12 July 2012


"Here we see that what is terrifying and inconceivable is not the infinite void, but existence." (Italo Calvino, Six Memos for the Next Millennium)

It's difficult to avoid the dead in Prague.

Every place remembers: Slaves were sold at the Týn Courtyard.

There are people who cannot recall their origins.

The Nazis closed the Prague Jewish Museum (established in 1906 to preserve holy objects from Synagogues demolished during Josefov' slum clearances of the turn of the century) on March 15, 1939. Their plan: Create a Central Jewish Museum for the documentation of an extinct race. Their method: Collect objects from Jewish communities from Bohemia and Moravia, catalogue and store them. Exterminate the people. What they accomplished: The world's largest collection of sacred Jewish objects, simultaneously serving as a memorial to seven centuries of oppression.

Every place remembers: Yad Vashem is a memorial for the anti-Jewish Holocaust in Jerusalem.

There are people who cannot recognize their relations.

Yad Vashem memorial has a library (with an online searchable database) that catalogues the names of the more than six million victims from the Shoah period.
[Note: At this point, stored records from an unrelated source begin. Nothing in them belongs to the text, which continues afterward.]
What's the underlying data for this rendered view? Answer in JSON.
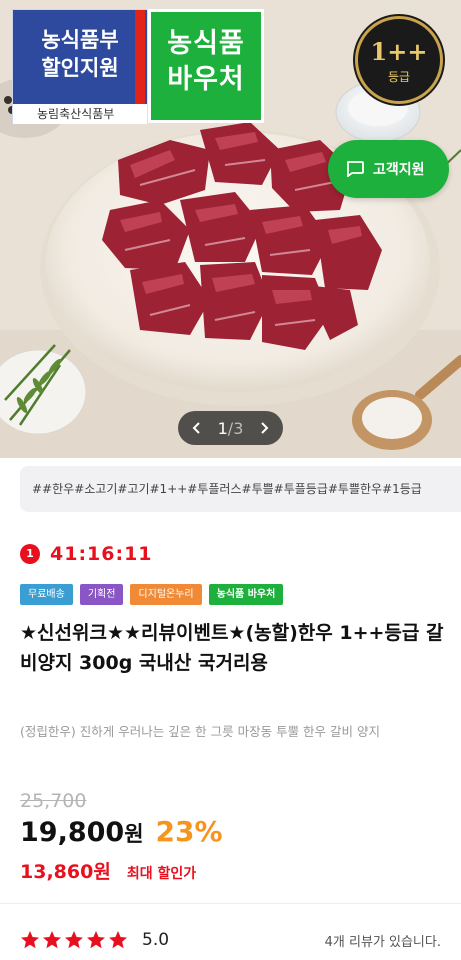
{
  "hero": {
    "ministry_badge": {
      "line1": "농식품부",
      "line2": "할인지원",
      "footer": "농림축산식품부"
    },
    "voucher_badge": {
      "line1": "농식품",
      "line2": "바우처"
    },
    "grade_badge": {
      "grade": "1++",
      "label": "등급"
    },
    "support_button": {
      "label": "고객지원",
      "icon": "chat-bubble-icon"
    },
    "pager": {
      "prev_icon": "chevron-left-icon",
      "current": "1",
      "total": "/3",
      "next_icon": "chevron-right-icon"
    }
  },
  "tags": {
    "text": "##한우#소고기#고기#1++#투플러스#투쁠#투플등급#투쁠한우#1등급"
  },
  "timer": {
    "icon_label": "1",
    "time": "41:16:11",
    "color": "#e8101e"
  },
  "chips": [
    {
      "label": "무료배송",
      "color": "#3b9ed2"
    },
    {
      "label": "기획전",
      "color": "#8a56c5"
    },
    {
      "label": "디지털온누리",
      "color": "#f08a36"
    },
    {
      "label": "농식품 바우처",
      "color": "#1db03c"
    }
  ],
  "product": {
    "title": "★신선위크★★리뷰이벤트★(농할)한우 1++등급 갈비양지 300g 국내산 국거리용",
    "description": "(정립한우) 진하게 우러나는 깊은 한 그릇 마장동 투뿔 한우 갈비 양지"
  },
  "price": {
    "original": "25,700",
    "sale": "19,800",
    "currency": "원",
    "discount_rate": "23%",
    "max_discount_price": "13,860원",
    "max_discount_label": "최대 할인가"
  },
  "rating": {
    "stars": 5,
    "score": "5.0",
    "review_count_text": "4개 리뷰가 있습니다.",
    "star_color": "#e8101e"
  },
  "colors": {
    "brand_green": "#1db03c",
    "accent_red": "#e8101e",
    "discount_orange": "#f7941d"
  }
}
The library keeps the names of these people, and information about where they lived, where they were born, anything that could be known or remembered about them. The point is to state definitively that they existed, they had lives and they mattered. Those who died were not without names or bodies. They were not a mass to be buried; they were human beings.

Every place remembers: Hwééldih: (Bosque Redondo Reservation) Place created at Fort Sumner, New Mexico to incarcerate the Navajo and Mescalero Apache from 1864-1868.

They say those bought and sold on the Long Walk to Hwééldih leave no trace. Their survival transformed them into shapes left outside of documents and collections. When baptized they were truly born again, outside k'éí. They ceased to be relevant as they lost their name, their origin, and their means of locating themselves among their relations. They exist only in the space between enslavement and extermination, a vestigial organ, a biological degenerate, something or someone that once was but has disappeared, passed away, without a mark or sign. A creature that functioned, once, at an earlier stage in the development of this, our species.

1 comment:

  1. Post Script: After writing this I wrote a response to the experience. My project is continually forcing me to continue cutting and building, cutting and building. The full response is available at my Reid Gómez blog. The title: For What It's Worth. (http://reidgomez.blogspot.com/2012/07/for-what-its-worth.html)